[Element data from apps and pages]
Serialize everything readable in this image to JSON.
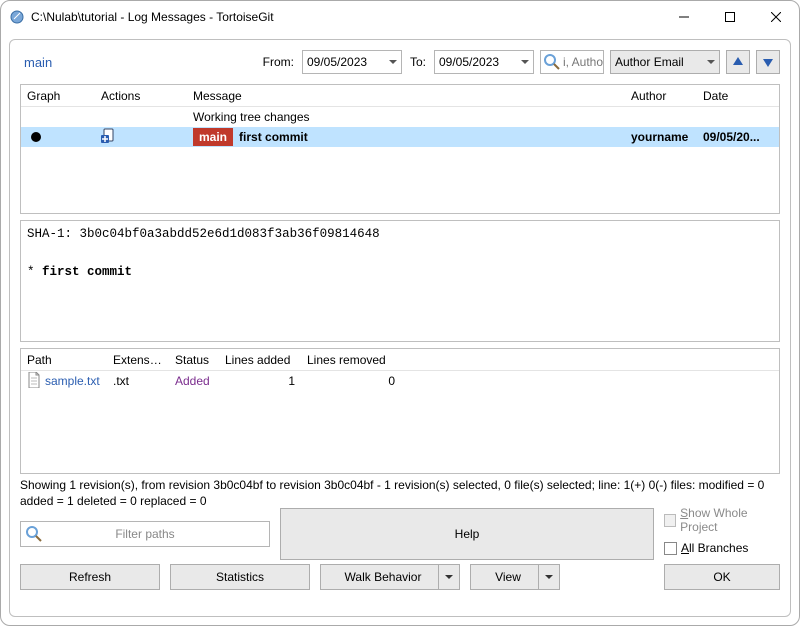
{
  "window": {
    "title": "C:\\Nulab\\tutorial - Log Messages - TortoiseGit"
  },
  "filter": {
    "branch": "main",
    "from_label": "From:",
    "from_value": "09/05/2023",
    "to_label": "To:",
    "to_value": "09/05/2023",
    "search_placeholder": "i, Author, Aut",
    "author_combo": "Author Email"
  },
  "commit_table": {
    "headers": {
      "graph": "Graph",
      "actions": "Actions",
      "message": "Message",
      "author": "Author",
      "date": "Date"
    },
    "working_tree_label": "Working tree changes",
    "rows": [
      {
        "tag": "main",
        "message": "first commit",
        "author": "yourname",
        "date": "09/05/20..."
      }
    ]
  },
  "detail": {
    "sha_prefix": "SHA-1:",
    "sha": "3b0c04bf0a3abdd52e6d1d083f3ab36f09814648",
    "body_prefix": "* ",
    "body": "first commit"
  },
  "file_table": {
    "headers": {
      "path": "Path",
      "ext": "Extension",
      "status": "Status",
      "added": "Lines added",
      "removed": "Lines removed"
    },
    "rows": [
      {
        "path": "sample.txt",
        "ext": ".txt",
        "status": "Added",
        "added": "1",
        "removed": "0"
      }
    ]
  },
  "status": "Showing 1 revision(s), from revision 3b0c04bf to revision 3b0c04bf - 1 revision(s) selected, 0 file(s) selected; line: 1(+) 0(-) files: modified = 0 added = 1 deleted = 0 replaced = 0",
  "controls": {
    "show_whole_project": "Show Whole Project",
    "all_branches": "All Branches",
    "filter_placeholder": "Filter paths",
    "help": "Help",
    "refresh": "Refresh",
    "statistics": "Statistics",
    "walk": "Walk Behavior",
    "view": "View",
    "ok": "OK"
  }
}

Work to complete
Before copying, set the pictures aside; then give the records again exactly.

Completed exercise
Serialize everything readable in this image to JSON.
{
  "window": {
    "title": "C:\\Nulab\\tutorial - Log Messages - TortoiseGit"
  },
  "filter": {
    "branch": "main",
    "from_label": "From:",
    "from_value": "09/05/2023",
    "to_label": "To:",
    "to_value": "09/05/2023",
    "search_placeholder": "i, Author, Aut",
    "author_combo": "Author Email"
  },
  "commit_table": {
    "headers": {
      "graph": "Graph",
      "actions": "Actions",
      "message": "Message",
      "author": "Author",
      "date": "Date"
    },
    "working_tree_label": "Working tree changes",
    "rows": [
      {
        "tag": "main",
        "message": "first commit",
        "author": "yourname",
        "date": "09/05/20..."
      }
    ]
  },
  "detail": {
    "sha_prefix": "SHA-1:",
    "sha": "3b0c04bf0a3abdd52e6d1d083f3ab36f09814648",
    "body_prefix": "* ",
    "body": "first commit"
  },
  "file_table": {
    "headers": {
      "path": "Path",
      "ext": "Extension",
      "status": "Status",
      "added": "Lines added",
      "removed": "Lines removed"
    },
    "rows": [
      {
        "path": "sample.txt",
        "ext": ".txt",
        "status": "Added",
        "added": "1",
        "removed": "0"
      }
    ]
  },
  "status": "Showing 1 revision(s), from revision 3b0c04bf to revision 3b0c04bf - 1 revision(s) selected, 0 file(s) selected; line: 1(+) 0(-) files: modified = 0 added = 1 deleted = 0 replaced = 0",
  "controls": {
    "show_whole_project": "Show Whole Project",
    "all_branches": "All Branches",
    "filter_placeholder": "Filter paths",
    "help": "Help",
    "refresh": "Refresh",
    "statistics": "Statistics",
    "walk": "Walk Behavior",
    "view": "View",
    "ok": "OK"
  }
}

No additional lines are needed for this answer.